TASK ITEM: Reproduce every line in the material below that holds "value".

EXTRACTED RECORDS:
§

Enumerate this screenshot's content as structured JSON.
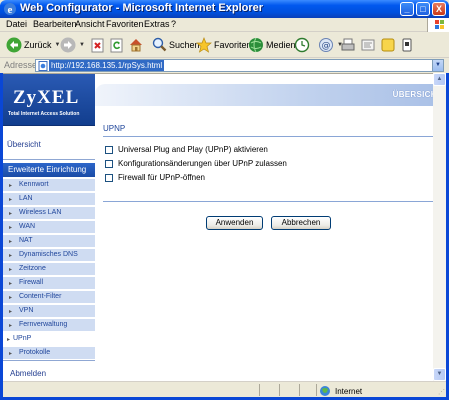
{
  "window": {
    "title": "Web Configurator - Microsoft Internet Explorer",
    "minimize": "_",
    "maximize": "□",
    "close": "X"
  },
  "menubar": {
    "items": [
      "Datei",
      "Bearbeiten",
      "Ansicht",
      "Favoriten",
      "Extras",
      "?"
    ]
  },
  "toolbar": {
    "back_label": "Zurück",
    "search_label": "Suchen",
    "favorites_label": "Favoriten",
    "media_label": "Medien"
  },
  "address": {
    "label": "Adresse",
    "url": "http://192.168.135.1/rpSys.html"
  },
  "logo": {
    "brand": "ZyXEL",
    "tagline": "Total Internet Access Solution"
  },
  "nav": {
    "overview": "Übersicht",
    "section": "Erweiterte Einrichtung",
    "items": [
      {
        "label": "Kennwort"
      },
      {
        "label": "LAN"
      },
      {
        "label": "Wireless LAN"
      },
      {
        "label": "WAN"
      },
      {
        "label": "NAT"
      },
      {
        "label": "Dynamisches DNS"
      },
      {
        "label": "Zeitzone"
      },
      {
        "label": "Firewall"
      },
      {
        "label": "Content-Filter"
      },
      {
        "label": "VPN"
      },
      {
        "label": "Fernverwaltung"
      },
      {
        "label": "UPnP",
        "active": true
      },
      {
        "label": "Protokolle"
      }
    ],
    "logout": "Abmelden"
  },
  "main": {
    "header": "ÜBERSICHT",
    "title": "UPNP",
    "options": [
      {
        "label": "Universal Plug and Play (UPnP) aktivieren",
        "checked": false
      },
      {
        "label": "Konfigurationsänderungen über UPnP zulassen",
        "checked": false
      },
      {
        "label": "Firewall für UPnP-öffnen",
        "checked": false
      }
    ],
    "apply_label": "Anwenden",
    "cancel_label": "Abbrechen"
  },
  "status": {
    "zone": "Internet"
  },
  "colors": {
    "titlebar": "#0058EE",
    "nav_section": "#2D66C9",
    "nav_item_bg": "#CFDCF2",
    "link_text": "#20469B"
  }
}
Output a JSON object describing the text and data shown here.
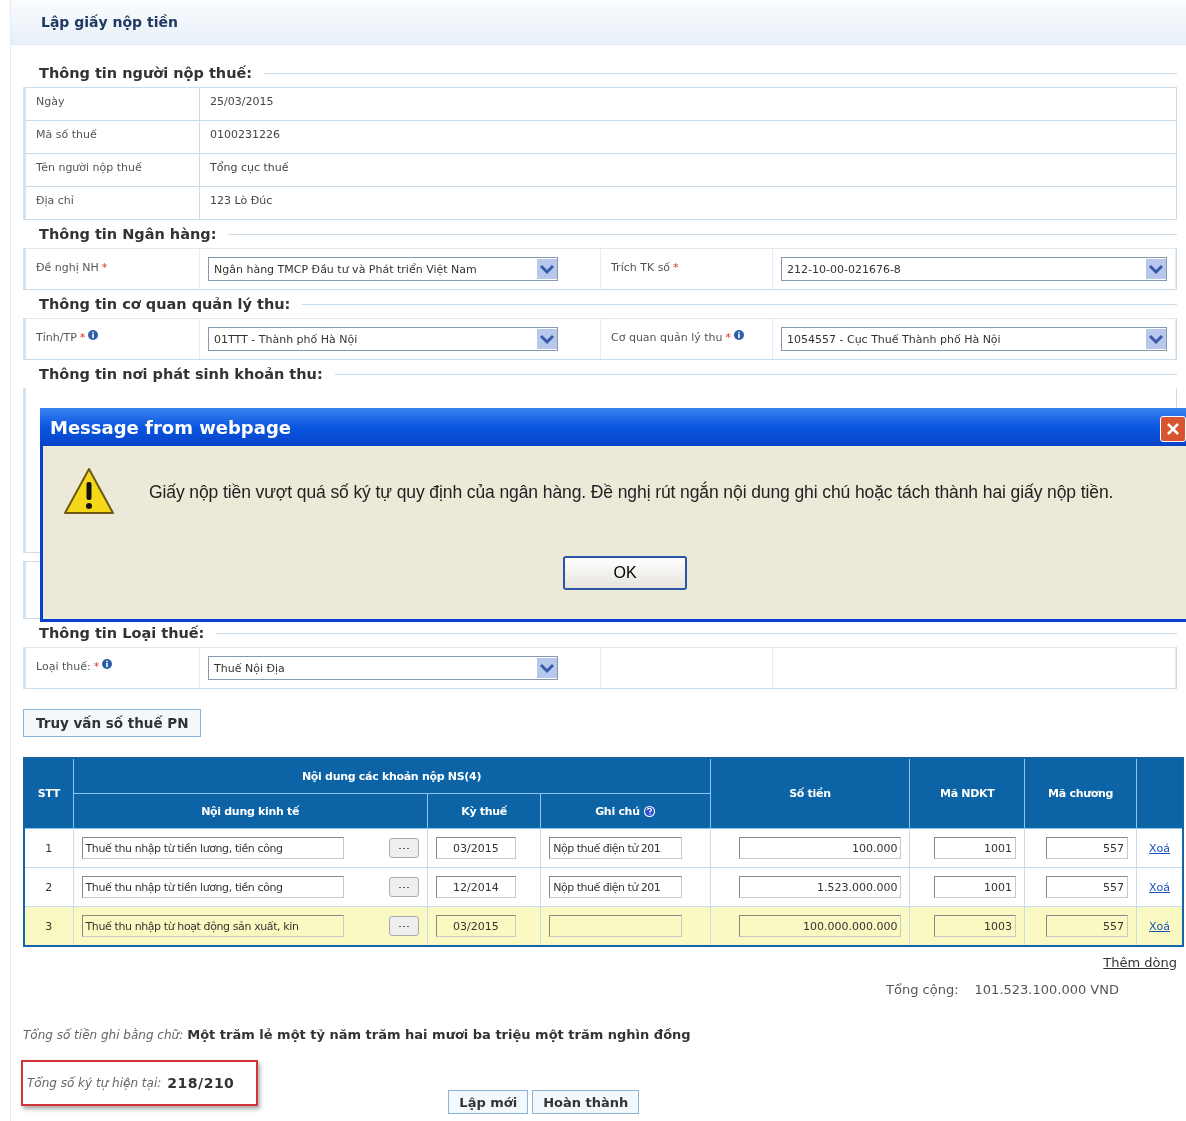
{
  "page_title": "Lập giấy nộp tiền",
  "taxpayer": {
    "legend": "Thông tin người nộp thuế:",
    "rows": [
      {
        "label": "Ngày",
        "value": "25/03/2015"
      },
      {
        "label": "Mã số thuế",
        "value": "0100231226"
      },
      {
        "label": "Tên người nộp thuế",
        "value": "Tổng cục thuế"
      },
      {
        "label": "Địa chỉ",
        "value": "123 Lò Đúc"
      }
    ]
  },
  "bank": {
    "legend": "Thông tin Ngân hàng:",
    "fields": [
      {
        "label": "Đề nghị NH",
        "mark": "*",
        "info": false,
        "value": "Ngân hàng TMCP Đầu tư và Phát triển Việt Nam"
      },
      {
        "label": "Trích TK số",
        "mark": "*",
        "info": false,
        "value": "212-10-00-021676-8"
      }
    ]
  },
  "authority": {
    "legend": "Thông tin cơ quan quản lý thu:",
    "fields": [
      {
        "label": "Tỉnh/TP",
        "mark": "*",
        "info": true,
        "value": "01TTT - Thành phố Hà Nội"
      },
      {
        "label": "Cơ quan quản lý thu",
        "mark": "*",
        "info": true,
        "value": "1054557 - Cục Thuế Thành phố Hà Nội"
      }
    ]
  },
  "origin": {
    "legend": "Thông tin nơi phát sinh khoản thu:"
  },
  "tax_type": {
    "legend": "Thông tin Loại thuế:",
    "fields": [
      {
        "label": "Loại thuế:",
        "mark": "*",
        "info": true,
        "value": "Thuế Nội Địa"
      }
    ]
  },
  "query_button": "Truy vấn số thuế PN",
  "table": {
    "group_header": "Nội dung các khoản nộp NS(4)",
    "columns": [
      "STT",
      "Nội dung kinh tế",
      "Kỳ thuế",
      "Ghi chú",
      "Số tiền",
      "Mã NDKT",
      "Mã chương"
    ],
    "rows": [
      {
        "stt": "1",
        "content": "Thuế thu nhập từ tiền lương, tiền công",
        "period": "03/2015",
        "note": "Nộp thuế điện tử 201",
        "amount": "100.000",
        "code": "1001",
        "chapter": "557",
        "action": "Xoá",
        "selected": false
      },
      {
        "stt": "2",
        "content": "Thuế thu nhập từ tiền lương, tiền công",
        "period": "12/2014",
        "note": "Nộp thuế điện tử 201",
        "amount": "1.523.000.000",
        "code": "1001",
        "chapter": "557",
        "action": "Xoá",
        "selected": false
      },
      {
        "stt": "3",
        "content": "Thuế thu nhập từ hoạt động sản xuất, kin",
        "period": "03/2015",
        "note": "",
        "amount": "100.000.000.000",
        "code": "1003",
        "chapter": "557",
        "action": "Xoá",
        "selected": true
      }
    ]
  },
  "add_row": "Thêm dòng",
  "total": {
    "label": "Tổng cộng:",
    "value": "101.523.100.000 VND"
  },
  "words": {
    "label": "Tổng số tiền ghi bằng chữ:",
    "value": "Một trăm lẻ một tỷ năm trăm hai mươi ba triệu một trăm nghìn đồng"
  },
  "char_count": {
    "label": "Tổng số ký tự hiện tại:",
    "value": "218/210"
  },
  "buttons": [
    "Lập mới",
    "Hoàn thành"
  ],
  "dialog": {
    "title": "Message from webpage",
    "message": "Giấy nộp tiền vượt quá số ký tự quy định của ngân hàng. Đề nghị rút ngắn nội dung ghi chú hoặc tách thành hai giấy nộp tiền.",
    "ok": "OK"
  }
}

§

ANSWER SPACE:
        "value": "25/03/2015"
        "value": "0100231226"
        "value": "Tổng cục thuế"
        "value": "123 Lò Đúc"
        "value": "Ngân hàng TMCP Đầu tư và Phát triển Việt Nam"
        "value": "212-10-00-021676-8"
        "value": "01TTT - Thành phố Hà Nội"
        "value": "1054557 - Cục Thuế Thành phố Hà Nội"
        "value": "Thuế Nội Địa"
    "value": "101.523.100.000 VND"
    "value": "Một trăm lẻ một tỷ năm trăm hai mươi ba triệu một trăm nghìn đồng"
    "value": "218/210"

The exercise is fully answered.